### Problem details:
Copy all the lines of the data that include the word "arrow".

### Source data:
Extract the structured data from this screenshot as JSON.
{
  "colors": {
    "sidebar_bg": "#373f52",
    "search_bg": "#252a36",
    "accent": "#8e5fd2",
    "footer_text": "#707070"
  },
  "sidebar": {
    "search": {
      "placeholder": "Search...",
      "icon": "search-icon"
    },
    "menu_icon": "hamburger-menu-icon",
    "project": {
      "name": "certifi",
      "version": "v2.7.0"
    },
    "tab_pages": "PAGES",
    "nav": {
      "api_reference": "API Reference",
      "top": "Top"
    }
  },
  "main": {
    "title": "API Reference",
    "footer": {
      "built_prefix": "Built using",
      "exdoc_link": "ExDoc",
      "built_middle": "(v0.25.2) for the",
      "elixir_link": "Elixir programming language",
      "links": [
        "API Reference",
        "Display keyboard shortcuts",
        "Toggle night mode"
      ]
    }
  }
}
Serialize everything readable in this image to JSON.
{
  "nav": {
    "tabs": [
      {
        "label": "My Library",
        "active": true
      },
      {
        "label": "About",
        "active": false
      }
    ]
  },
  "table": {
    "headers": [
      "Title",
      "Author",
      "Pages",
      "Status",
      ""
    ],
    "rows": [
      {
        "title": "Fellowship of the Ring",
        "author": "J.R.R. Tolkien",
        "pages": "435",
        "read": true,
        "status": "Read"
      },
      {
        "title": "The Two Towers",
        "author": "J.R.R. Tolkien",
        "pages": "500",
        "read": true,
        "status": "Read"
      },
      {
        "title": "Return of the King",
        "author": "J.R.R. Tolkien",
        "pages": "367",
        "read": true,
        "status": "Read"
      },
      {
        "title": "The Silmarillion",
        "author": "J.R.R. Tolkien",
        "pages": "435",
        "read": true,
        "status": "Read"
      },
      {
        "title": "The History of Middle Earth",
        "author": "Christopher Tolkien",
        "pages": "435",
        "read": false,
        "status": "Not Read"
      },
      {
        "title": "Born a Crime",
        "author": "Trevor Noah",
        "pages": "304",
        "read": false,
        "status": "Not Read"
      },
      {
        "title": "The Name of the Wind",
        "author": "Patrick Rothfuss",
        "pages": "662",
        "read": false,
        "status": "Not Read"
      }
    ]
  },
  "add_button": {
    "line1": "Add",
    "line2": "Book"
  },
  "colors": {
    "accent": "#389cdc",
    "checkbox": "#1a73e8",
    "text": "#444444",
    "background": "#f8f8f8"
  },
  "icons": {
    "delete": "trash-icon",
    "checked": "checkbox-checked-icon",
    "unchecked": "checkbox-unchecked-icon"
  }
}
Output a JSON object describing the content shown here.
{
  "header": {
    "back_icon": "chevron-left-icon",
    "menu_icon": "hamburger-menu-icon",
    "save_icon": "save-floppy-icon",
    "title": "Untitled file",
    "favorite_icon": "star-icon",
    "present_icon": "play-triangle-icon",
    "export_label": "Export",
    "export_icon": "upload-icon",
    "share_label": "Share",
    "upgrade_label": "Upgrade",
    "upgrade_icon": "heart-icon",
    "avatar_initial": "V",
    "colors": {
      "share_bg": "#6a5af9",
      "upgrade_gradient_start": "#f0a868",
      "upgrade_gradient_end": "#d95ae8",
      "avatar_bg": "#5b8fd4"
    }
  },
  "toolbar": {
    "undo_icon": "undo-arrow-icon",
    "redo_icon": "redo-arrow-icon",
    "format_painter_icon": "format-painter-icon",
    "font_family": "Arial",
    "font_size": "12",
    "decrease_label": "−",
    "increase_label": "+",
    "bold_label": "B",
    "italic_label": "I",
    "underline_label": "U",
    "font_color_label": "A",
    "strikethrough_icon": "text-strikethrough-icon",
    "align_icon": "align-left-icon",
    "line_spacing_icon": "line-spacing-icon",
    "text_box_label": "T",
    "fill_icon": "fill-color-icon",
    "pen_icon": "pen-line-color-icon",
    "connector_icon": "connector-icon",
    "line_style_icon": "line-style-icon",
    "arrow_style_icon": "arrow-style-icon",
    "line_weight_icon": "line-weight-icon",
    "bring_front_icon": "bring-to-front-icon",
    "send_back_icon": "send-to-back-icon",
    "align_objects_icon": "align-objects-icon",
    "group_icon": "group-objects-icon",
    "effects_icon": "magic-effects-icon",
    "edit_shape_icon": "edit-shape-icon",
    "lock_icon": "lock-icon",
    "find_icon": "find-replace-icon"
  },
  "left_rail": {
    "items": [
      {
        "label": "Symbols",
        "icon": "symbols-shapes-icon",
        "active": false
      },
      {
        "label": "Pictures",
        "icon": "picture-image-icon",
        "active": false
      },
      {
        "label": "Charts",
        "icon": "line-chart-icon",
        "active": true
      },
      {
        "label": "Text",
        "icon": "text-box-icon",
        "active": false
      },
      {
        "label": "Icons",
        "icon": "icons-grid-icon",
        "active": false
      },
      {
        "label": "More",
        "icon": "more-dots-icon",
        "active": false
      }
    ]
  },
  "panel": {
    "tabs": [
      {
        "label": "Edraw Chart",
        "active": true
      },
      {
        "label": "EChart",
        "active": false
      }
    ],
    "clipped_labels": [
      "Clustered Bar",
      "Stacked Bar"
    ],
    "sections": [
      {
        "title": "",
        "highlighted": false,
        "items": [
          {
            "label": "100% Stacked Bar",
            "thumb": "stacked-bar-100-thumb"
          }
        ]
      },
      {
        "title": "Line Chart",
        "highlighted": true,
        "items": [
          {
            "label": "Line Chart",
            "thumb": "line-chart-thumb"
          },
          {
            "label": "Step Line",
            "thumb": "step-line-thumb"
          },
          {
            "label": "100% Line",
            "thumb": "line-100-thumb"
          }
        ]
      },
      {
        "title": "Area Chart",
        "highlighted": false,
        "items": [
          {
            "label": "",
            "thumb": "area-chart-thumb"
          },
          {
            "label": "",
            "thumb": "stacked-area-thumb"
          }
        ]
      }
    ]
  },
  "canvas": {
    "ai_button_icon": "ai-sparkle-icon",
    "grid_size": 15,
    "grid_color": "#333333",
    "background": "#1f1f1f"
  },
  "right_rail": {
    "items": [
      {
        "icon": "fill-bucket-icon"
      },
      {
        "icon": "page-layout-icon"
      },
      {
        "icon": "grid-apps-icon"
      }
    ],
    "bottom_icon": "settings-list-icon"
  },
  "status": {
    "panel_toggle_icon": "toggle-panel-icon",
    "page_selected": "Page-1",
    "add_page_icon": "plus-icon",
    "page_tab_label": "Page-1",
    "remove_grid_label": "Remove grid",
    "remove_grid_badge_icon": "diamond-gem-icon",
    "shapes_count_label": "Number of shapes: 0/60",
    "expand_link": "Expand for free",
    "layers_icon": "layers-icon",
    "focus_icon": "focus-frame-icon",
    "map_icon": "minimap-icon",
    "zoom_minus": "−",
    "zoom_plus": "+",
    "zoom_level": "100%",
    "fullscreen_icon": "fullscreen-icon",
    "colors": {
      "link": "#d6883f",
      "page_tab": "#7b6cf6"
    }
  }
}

### Answer to this task:
    "undo_icon": "undo-arrow-icon",
    "redo_icon": "redo-arrow-icon",
    "arrow_style_icon": "arrow-style-icon",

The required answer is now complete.